> [PROMPT] Go through the records below and return each line that has "value" in it.

> [RECORDS PROVIDED]
──────────

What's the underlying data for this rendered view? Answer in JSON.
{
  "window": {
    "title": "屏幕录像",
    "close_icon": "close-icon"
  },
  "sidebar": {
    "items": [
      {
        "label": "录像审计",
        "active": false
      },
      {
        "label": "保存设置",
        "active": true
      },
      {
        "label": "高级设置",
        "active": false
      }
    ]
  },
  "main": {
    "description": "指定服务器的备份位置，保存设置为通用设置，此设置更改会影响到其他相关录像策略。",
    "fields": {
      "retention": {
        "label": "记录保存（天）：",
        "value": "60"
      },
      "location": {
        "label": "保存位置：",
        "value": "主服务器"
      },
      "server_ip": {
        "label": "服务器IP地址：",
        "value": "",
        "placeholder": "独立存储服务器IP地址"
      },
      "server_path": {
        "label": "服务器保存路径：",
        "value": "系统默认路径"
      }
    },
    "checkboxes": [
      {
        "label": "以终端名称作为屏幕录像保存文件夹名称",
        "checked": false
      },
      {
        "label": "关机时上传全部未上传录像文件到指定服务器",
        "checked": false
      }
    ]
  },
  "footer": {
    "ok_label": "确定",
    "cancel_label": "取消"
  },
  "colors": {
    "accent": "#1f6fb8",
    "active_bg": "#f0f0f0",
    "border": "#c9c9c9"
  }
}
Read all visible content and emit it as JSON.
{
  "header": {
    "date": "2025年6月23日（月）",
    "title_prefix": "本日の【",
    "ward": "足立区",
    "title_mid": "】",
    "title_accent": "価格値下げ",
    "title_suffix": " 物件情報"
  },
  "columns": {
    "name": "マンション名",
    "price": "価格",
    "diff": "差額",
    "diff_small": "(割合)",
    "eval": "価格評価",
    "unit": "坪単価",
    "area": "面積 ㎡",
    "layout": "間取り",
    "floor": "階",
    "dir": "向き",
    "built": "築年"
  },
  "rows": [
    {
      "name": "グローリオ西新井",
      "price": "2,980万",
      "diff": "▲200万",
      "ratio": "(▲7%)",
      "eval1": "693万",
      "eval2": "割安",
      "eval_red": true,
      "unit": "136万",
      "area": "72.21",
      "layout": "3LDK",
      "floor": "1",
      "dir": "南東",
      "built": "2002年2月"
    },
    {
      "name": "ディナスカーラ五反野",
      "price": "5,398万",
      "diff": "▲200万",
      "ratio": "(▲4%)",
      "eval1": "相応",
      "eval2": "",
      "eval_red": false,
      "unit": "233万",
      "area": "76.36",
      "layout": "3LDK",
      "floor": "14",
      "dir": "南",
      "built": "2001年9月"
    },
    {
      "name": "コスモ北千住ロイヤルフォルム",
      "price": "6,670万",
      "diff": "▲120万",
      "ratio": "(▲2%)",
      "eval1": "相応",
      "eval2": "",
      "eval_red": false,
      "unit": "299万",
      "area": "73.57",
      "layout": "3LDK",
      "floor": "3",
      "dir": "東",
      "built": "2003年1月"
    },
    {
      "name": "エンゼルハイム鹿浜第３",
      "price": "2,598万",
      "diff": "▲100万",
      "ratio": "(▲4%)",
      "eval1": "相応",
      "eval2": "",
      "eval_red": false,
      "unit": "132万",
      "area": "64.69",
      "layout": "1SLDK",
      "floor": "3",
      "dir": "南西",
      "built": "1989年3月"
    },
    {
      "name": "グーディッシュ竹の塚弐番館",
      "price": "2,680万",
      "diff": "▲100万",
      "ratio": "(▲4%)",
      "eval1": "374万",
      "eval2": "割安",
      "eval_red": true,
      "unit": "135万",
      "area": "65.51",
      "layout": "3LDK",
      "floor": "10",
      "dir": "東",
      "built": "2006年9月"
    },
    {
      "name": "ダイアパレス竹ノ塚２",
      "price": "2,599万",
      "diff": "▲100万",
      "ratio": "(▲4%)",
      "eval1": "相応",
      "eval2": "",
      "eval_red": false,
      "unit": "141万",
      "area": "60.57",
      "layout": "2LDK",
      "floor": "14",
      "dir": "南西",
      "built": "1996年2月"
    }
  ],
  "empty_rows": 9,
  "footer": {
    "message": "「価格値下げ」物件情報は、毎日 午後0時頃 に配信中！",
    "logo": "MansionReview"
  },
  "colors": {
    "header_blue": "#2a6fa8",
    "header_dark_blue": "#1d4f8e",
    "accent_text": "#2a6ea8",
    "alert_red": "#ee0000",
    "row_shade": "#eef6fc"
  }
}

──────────

> [OUTPUT OF THE TASK]
        "value": "60"
        "value": "主服务器"
        "value": "",
        "value": "系统默认路径"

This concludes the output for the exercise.